Work to complete
Check every line in the listing below for "What". Copy the ones where it occurs.

Supplied entries

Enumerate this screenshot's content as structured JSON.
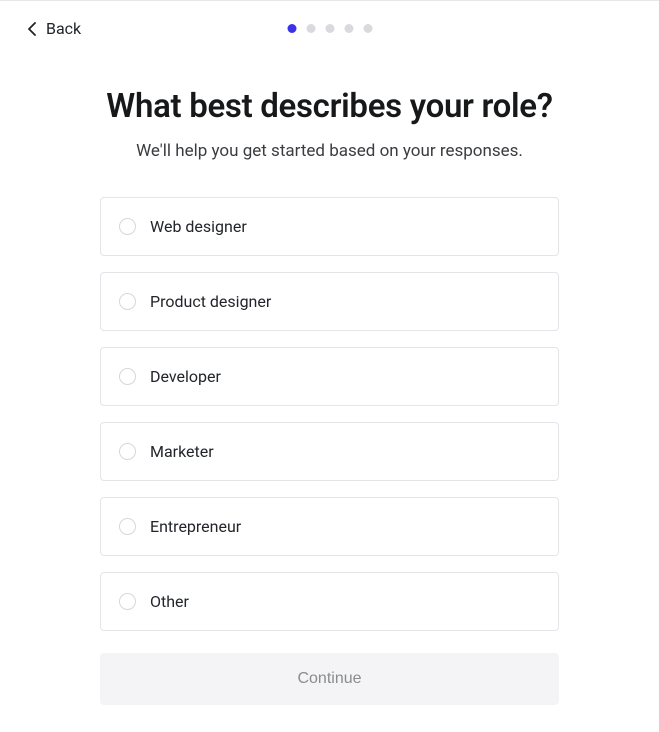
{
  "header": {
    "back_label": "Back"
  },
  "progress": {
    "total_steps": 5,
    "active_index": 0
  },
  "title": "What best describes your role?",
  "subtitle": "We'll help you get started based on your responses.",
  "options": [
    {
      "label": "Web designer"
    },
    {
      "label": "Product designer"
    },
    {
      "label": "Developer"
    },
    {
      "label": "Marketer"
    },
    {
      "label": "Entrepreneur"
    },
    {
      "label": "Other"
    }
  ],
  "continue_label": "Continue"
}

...

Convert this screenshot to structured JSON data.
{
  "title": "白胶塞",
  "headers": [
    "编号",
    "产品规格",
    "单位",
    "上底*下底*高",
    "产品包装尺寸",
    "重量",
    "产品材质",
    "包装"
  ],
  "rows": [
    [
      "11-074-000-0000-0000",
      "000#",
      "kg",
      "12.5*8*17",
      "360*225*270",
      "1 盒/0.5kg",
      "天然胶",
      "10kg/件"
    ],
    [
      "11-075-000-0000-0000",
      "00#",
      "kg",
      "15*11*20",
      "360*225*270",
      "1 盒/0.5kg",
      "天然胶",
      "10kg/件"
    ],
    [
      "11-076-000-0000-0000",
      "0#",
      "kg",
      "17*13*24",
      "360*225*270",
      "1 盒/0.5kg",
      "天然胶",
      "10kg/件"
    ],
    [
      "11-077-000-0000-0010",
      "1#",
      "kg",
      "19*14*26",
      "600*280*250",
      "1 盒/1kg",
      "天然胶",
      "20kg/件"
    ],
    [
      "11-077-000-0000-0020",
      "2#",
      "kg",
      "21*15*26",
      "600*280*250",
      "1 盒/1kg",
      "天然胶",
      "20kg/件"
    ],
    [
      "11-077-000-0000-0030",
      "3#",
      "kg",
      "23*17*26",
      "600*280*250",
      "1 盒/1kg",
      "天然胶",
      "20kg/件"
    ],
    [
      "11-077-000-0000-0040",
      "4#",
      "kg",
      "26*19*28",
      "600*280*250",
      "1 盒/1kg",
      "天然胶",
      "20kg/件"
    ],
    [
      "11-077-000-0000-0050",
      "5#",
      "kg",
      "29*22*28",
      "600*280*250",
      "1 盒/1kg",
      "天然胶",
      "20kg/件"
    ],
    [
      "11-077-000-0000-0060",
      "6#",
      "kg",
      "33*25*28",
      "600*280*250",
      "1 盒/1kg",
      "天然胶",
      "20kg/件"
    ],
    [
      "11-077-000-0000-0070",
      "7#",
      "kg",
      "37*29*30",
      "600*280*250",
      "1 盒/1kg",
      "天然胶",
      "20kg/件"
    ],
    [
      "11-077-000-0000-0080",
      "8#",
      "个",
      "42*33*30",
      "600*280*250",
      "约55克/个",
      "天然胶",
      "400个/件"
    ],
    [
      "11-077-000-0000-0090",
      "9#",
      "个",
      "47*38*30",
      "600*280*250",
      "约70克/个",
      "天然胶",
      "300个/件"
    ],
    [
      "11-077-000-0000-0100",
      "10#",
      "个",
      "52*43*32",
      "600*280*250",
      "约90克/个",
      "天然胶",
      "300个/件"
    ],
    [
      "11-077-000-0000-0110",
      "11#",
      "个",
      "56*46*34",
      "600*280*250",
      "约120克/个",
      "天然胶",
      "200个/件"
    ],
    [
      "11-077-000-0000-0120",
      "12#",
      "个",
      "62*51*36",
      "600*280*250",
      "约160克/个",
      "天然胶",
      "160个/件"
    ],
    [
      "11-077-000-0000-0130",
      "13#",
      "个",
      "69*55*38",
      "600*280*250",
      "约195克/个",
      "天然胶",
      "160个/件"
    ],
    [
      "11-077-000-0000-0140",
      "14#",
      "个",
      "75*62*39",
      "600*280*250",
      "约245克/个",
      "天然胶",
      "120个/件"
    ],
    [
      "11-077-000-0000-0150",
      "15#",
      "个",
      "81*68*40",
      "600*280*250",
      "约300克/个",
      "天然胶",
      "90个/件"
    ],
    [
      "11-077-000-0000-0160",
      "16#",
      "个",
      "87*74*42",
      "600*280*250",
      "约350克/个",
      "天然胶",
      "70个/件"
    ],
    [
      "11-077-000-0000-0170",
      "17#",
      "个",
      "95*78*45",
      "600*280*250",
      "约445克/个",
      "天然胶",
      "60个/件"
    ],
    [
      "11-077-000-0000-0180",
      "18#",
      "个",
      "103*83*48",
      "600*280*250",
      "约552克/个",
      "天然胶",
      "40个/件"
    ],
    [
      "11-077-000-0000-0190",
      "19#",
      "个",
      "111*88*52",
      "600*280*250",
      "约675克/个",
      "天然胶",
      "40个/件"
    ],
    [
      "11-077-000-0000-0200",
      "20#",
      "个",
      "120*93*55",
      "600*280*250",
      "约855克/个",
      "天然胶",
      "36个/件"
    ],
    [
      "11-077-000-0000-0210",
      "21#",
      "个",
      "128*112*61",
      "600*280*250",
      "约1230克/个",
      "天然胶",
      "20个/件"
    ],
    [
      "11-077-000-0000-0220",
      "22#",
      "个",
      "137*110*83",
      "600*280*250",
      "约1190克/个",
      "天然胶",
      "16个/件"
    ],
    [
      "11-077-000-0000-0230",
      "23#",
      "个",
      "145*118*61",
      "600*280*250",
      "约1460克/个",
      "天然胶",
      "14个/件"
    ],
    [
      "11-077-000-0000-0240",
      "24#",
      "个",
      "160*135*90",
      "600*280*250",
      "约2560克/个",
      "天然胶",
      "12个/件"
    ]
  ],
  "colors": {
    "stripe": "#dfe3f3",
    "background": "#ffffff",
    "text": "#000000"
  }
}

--

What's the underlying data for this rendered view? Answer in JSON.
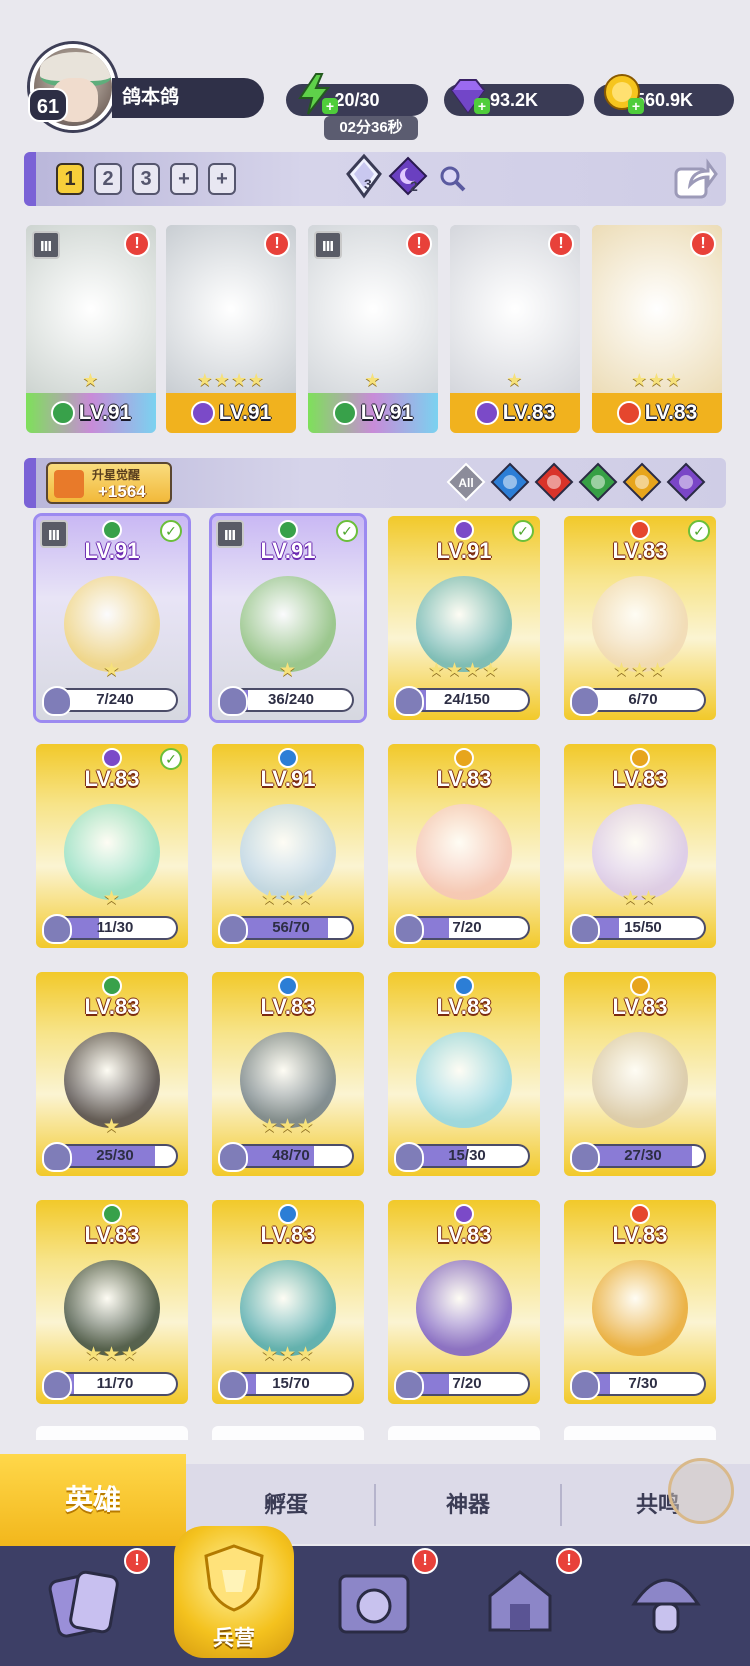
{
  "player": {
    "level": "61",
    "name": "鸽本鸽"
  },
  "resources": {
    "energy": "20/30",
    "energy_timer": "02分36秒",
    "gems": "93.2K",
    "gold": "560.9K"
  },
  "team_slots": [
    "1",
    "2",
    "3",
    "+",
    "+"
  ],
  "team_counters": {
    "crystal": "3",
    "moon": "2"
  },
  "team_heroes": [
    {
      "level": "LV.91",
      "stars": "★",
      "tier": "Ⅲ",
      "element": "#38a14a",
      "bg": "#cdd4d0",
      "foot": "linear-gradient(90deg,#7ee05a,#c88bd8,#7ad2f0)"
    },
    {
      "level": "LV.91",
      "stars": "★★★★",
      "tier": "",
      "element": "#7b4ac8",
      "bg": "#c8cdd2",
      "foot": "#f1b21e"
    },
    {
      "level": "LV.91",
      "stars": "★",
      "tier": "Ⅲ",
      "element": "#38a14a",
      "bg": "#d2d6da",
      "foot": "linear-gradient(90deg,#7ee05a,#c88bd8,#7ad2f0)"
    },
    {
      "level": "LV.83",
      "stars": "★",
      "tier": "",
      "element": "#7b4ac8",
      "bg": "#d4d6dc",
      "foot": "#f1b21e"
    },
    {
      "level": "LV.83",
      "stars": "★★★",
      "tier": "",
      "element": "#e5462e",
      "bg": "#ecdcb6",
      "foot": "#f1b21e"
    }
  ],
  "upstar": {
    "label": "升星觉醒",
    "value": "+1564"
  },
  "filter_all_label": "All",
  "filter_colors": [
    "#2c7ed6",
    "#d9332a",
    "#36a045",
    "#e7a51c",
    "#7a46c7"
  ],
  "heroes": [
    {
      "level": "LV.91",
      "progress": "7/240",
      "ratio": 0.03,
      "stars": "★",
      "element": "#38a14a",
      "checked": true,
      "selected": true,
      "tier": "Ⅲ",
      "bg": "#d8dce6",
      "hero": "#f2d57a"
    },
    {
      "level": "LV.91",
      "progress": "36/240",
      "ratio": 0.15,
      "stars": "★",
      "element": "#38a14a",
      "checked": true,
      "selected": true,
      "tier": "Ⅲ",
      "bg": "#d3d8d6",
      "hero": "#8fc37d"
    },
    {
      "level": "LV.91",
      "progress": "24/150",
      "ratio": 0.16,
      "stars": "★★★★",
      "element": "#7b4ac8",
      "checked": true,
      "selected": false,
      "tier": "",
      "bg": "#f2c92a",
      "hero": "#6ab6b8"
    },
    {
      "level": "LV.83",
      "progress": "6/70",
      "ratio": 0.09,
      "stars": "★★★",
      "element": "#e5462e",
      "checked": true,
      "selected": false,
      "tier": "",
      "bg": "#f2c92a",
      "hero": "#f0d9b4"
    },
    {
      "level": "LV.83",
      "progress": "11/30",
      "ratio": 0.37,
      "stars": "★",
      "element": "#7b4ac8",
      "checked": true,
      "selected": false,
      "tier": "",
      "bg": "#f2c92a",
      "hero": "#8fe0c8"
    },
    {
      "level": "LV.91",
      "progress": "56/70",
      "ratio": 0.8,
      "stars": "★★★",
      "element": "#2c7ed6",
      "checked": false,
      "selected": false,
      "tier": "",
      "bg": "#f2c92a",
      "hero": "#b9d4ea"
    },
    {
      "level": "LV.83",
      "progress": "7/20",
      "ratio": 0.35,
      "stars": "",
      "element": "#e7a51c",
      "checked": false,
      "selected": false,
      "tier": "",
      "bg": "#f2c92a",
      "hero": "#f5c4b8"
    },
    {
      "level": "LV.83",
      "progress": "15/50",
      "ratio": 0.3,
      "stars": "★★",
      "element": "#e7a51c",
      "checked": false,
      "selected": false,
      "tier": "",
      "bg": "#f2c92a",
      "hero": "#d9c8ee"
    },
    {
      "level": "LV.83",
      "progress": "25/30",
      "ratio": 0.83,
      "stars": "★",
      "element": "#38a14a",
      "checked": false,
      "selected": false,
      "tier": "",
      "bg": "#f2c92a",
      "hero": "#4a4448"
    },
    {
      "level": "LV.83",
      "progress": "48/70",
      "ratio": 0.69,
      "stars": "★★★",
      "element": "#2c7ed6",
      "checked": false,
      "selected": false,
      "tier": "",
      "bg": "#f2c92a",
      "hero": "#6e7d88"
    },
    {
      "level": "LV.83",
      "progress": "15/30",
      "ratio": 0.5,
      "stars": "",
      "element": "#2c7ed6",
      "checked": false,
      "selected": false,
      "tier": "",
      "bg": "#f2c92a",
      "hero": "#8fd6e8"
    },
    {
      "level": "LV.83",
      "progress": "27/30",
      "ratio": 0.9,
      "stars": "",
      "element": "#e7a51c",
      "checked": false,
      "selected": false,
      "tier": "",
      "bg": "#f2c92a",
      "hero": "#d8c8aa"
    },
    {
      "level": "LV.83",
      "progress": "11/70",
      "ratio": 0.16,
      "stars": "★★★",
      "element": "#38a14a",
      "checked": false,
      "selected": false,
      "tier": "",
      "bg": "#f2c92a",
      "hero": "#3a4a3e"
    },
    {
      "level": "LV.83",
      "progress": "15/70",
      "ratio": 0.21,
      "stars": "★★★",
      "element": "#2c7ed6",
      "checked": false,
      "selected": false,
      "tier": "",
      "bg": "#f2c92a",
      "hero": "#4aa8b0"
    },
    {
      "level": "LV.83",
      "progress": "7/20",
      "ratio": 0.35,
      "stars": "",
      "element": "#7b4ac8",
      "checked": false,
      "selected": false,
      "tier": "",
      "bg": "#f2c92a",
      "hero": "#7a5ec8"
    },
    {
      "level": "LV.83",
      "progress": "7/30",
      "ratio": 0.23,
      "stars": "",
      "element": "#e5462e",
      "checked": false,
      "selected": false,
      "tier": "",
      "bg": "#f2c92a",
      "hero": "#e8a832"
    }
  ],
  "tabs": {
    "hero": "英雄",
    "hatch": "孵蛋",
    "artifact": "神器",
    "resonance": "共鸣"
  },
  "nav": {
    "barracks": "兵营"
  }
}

Finished exercise
  "title": "What best describes your role?",
What's the underlying data for this rendered view? Answer in JSON.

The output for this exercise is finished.